Exercise goal: Look through the records below and copy each line that includes the word "JSON".
*** Opening of Data for this exercise ***
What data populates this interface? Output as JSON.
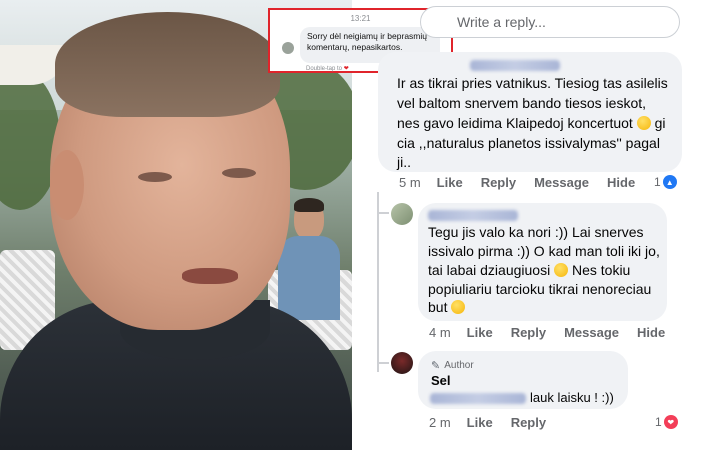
{
  "notification": {
    "time": "13:21",
    "message_line1": "Sorry dėl neigiamų ir beprasmių",
    "message_line2": "komentarų, nepasikartos.",
    "hint": "Double-tap to",
    "heart_icon": "heart-icon"
  },
  "reply_box": {
    "placeholder": "Write a reply..."
  },
  "comments": [
    {
      "text_lines": [
        "Ir as tikrai pries vatnikus. Tiesiog tas asilelis",
        "vel baltom snervem bando tiesos ieskot,",
        "nes gavo leidima Klaipedoj koncertuot",
        "gi",
        "cia ,,naturalus planetos issivalymas'' pagal",
        "ji.."
      ],
      "time": "5 m",
      "actions": [
        "Like",
        "Reply",
        "Message",
        "Hide"
      ],
      "reaction_count": "1",
      "reaction_icon": "like-icon"
    },
    {
      "text_lines": [
        "Tegu jis valo ka nori :)) Lai snerves",
        "issivalo pirma :)) O kad man toli iki jo,",
        "tai labai dziaugiuosi",
        "Nes tokiu",
        "popiuliariu tarcioku tikrai nenoreciau",
        "but"
      ],
      "time": "4 m",
      "actions": [
        "Like",
        "Reply",
        "Message",
        "Hide"
      ]
    },
    {
      "badge": "Author",
      "name": "Sel",
      "text_suffix": "lauk laisku ! :))",
      "time": "2 m",
      "actions": [
        "Like",
        "Reply"
      ],
      "reaction_count": "1",
      "reaction_icon": "love-icon"
    }
  ],
  "colors": {
    "highlight_border": "#e0242b",
    "bubble_bg": "#f0f2f5",
    "meta_text": "#65676b",
    "like_blue": "#2078f4",
    "love_red": "#f33e58"
  }
}
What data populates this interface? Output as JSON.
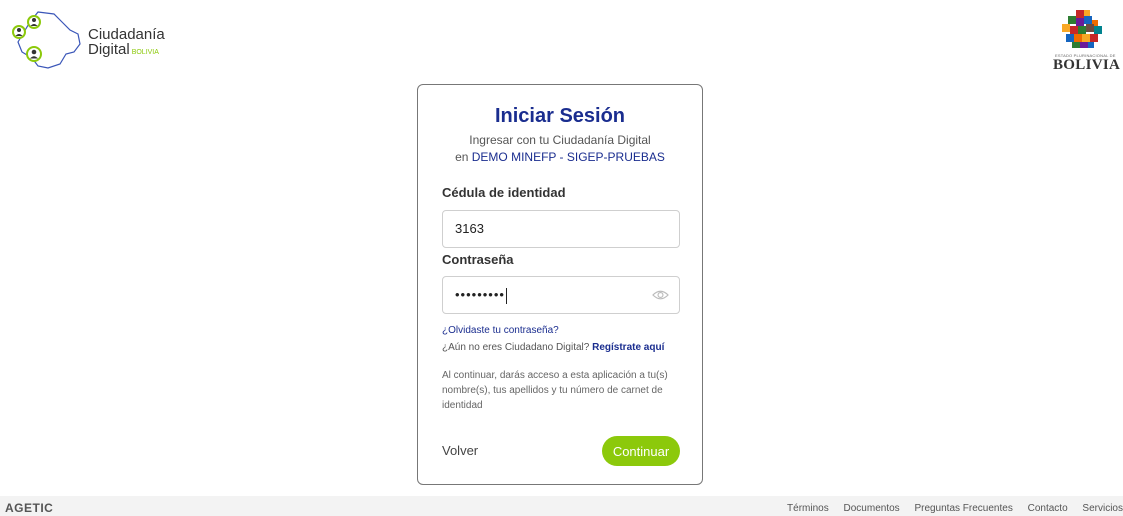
{
  "header": {
    "brand_line1": "Ciudadanía",
    "brand_line2": "Digital",
    "brand_tag": "BOLIVIA",
    "right_logo_small": "ESTADO PLURINACIONAL DE",
    "right_logo_text": "BOLIVIA"
  },
  "login": {
    "title": "Iniciar Sesión",
    "subtitle": "Ingresar con tu Ciudadanía Digital",
    "app_prefix": "en",
    "app_name": "DEMO MINEFP - SIGEP-PRUEBAS",
    "ci_label": "Cédula de identidad",
    "ci_value": "3163",
    "password_label": "Contraseña",
    "password_masked": "•••••••••",
    "forgot_link": "¿Olvidaste tu contraseña?",
    "register_prompt": "¿Aún no eres Ciudadano Digital?",
    "register_link": "Regístrate aquí",
    "consent_text": "Al continuar, darás acceso a esta aplicación a tu(s) nombre(s), tus apellidos y tu número de carnet de identidad",
    "back_label": "Volver",
    "continue_label": "Continuar"
  },
  "footer": {
    "org": "AGETIC",
    "links": [
      "Términos",
      "Documentos",
      "Preguntas Frecuentes",
      "Contacto",
      "Servicios"
    ]
  },
  "colors": {
    "primary": "#1a2d8f",
    "accent": "#8cc90b"
  },
  "icons": {
    "eye": "eye-icon",
    "map": "bolivia-map-icon",
    "users": "user-pin-icon"
  }
}
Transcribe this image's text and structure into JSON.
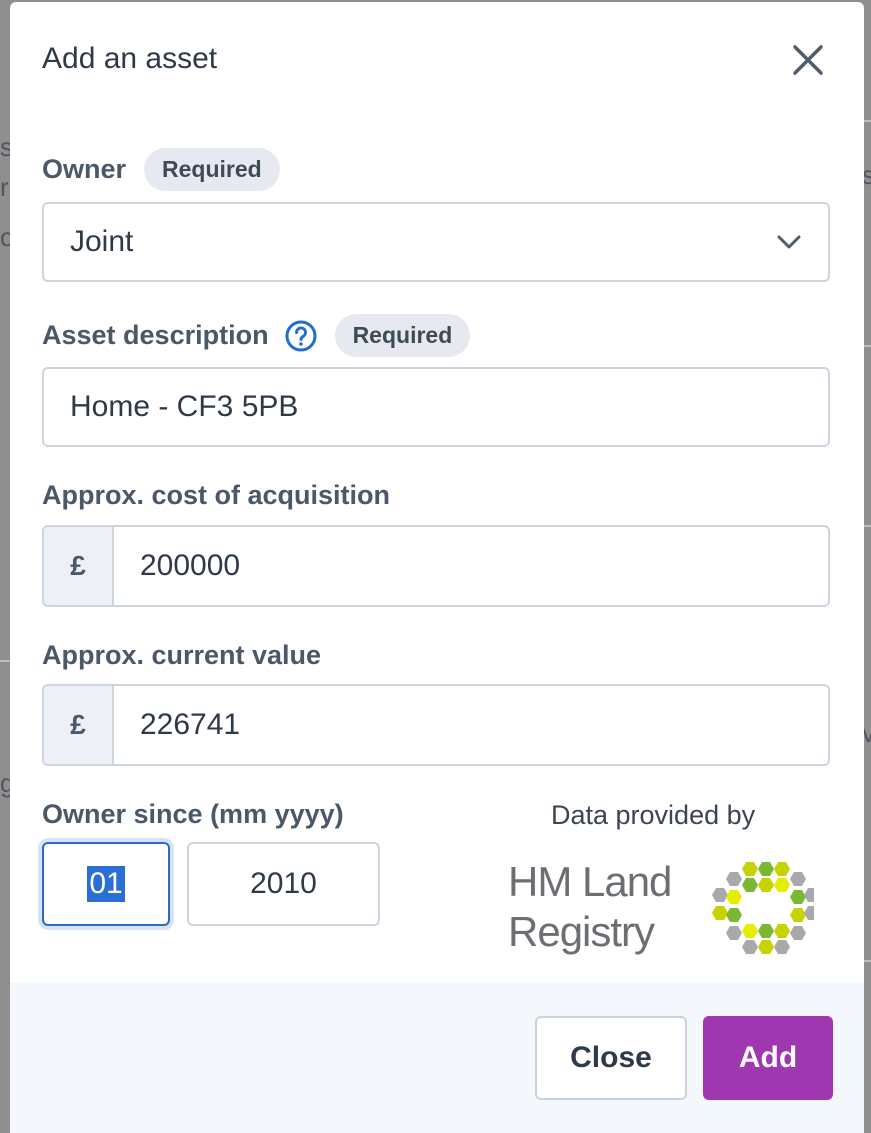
{
  "modal": {
    "title": "Add an asset",
    "close_icon": "close-icon"
  },
  "owner": {
    "label": "Owner",
    "required_badge": "Required",
    "selected_value": "Joint",
    "dropdown_icon": "chevron-down-icon"
  },
  "asset_description": {
    "label": "Asset description",
    "help_icon": "question-circle-icon",
    "required_badge": "Required",
    "value": "Home - CF3 5PB"
  },
  "acquisition_cost": {
    "label": "Approx. cost of acquisition",
    "currency_prefix": "£",
    "value": "200000"
  },
  "current_value": {
    "label": "Approx. current value",
    "currency_prefix": "£",
    "value": "226741"
  },
  "owner_since": {
    "label": "Owner since (mm yyyy)",
    "month": "01",
    "year": "2010"
  },
  "data_provider": {
    "caption": "Data provided by",
    "name_line1": "HM Land",
    "name_line2": "Registry",
    "logo_icon": "hm-land-registry-logo"
  },
  "footer": {
    "close_label": "Close",
    "add_label": "Add"
  },
  "colors": {
    "accent_button": "#9f37b0",
    "focus_border": "#2b69c9",
    "help_icon": "#1f6fd0"
  }
}
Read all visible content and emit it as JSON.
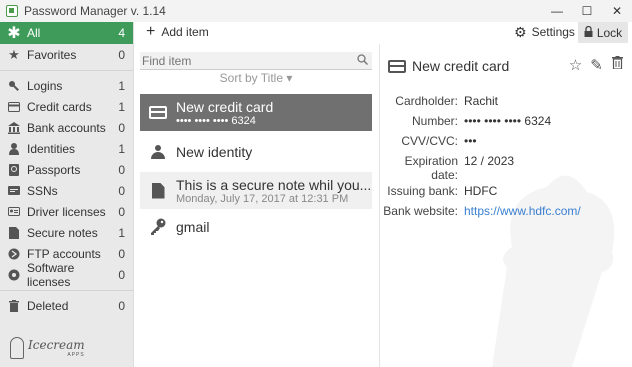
{
  "window": {
    "title": "Password Manager v. 1.14",
    "controls": {
      "minimize": "—",
      "maximize": "☐",
      "close": "✕"
    }
  },
  "toolbar": {
    "add_item": "Add item",
    "settings": "Settings",
    "lock": "Lock"
  },
  "sidebar": {
    "items": [
      {
        "label": "All",
        "count": "4",
        "icon": "asterisk-icon",
        "active": true
      },
      {
        "label": "Favorites",
        "count": "0",
        "icon": "star-icon"
      },
      {
        "label": "Logins",
        "count": "1",
        "icon": "key-icon"
      },
      {
        "label": "Credit cards",
        "count": "1",
        "icon": "credit-card-icon"
      },
      {
        "label": "Bank accounts",
        "count": "0",
        "icon": "bank-icon"
      },
      {
        "label": "Identities",
        "count": "1",
        "icon": "person-icon"
      },
      {
        "label": "Passports",
        "count": "0",
        "icon": "passport-icon"
      },
      {
        "label": "SSNs",
        "count": "0",
        "icon": "ssn-card-icon"
      },
      {
        "label": "Driver licenses",
        "count": "0",
        "icon": "driver-license-icon"
      },
      {
        "label": "Secure notes",
        "count": "1",
        "icon": "note-icon"
      },
      {
        "label": "FTP accounts",
        "count": "0",
        "icon": "ftp-icon"
      },
      {
        "label": "Software licenses",
        "count": "0",
        "icon": "software-license-icon"
      },
      {
        "label": "Deleted",
        "count": "0",
        "icon": "trash-icon"
      }
    ],
    "logo": {
      "text": "Icecream",
      "sub": "APPS"
    }
  },
  "list": {
    "search_placeholder": "Find item",
    "sort_label": "Sort by Title ▾",
    "items": [
      {
        "title": "New credit card",
        "subtitle": "•••• •••• •••• 6324",
        "icon": "credit-card-icon",
        "selected": true
      },
      {
        "title": "New identity",
        "subtitle": "",
        "icon": "person-icon"
      },
      {
        "title": "This is a secure note whil you...",
        "subtitle": "Monday, July 17, 2017 at 12:31 PM",
        "icon": "note-icon"
      },
      {
        "title": "gmail",
        "subtitle": "",
        "icon": "key-icon"
      }
    ]
  },
  "detail": {
    "title": "New credit card",
    "fields": [
      {
        "label": "Cardholder:",
        "value": "Rachit"
      },
      {
        "label": "Number:",
        "value": "•••• •••• •••• 6324"
      },
      {
        "label": "CVV/CVC:",
        "value": "•••"
      },
      {
        "label": "Expiration date:",
        "value": "12 / 2023"
      },
      {
        "label": "Issuing bank:",
        "value": "HDFC"
      },
      {
        "label": "Bank website:",
        "value": "https://www.hdfc.com/"
      }
    ]
  },
  "colors": {
    "accent": "#3e9b5a",
    "selected_row": "#707070",
    "link": "#3a7fd0"
  }
}
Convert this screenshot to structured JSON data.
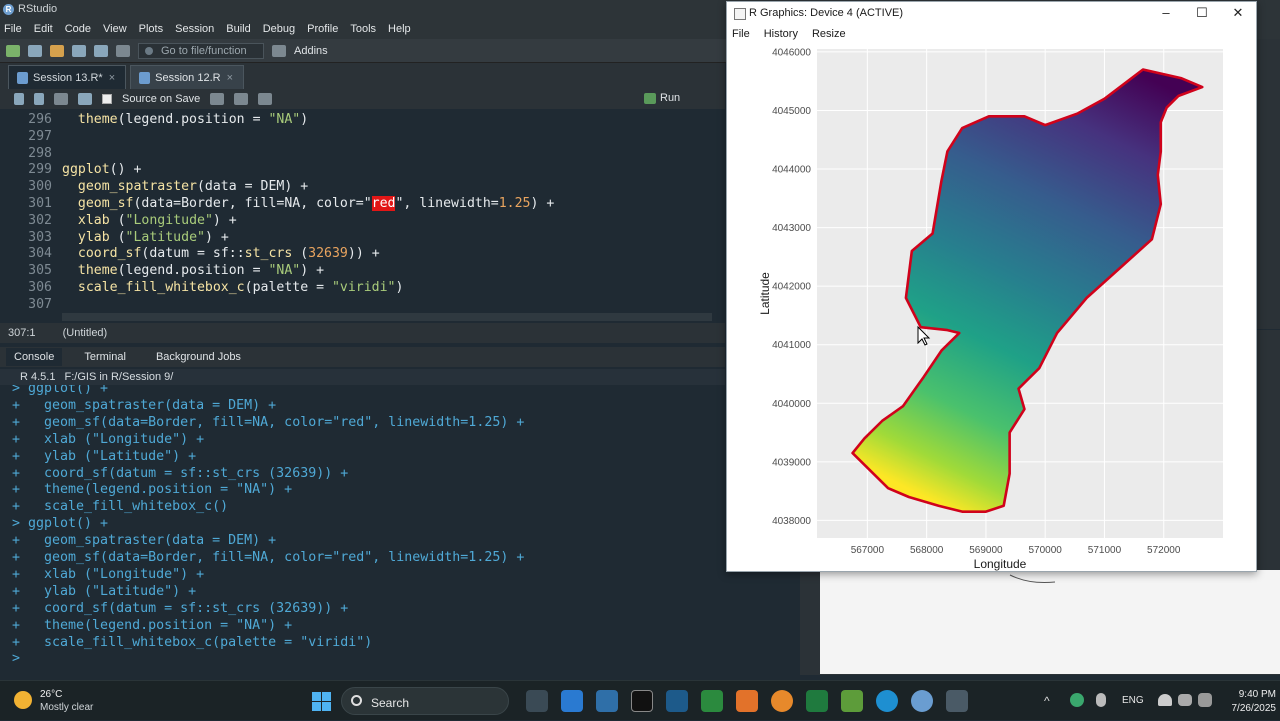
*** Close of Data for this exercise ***
Result of this exercise:
What data populates this interface? Output as JSON.
What data populates this interface? Output as JSON.
Transcribe this image's text and structure into JSON.
Read all visible content and emit it as JSON.
Convert this screenshot to structured JSON data.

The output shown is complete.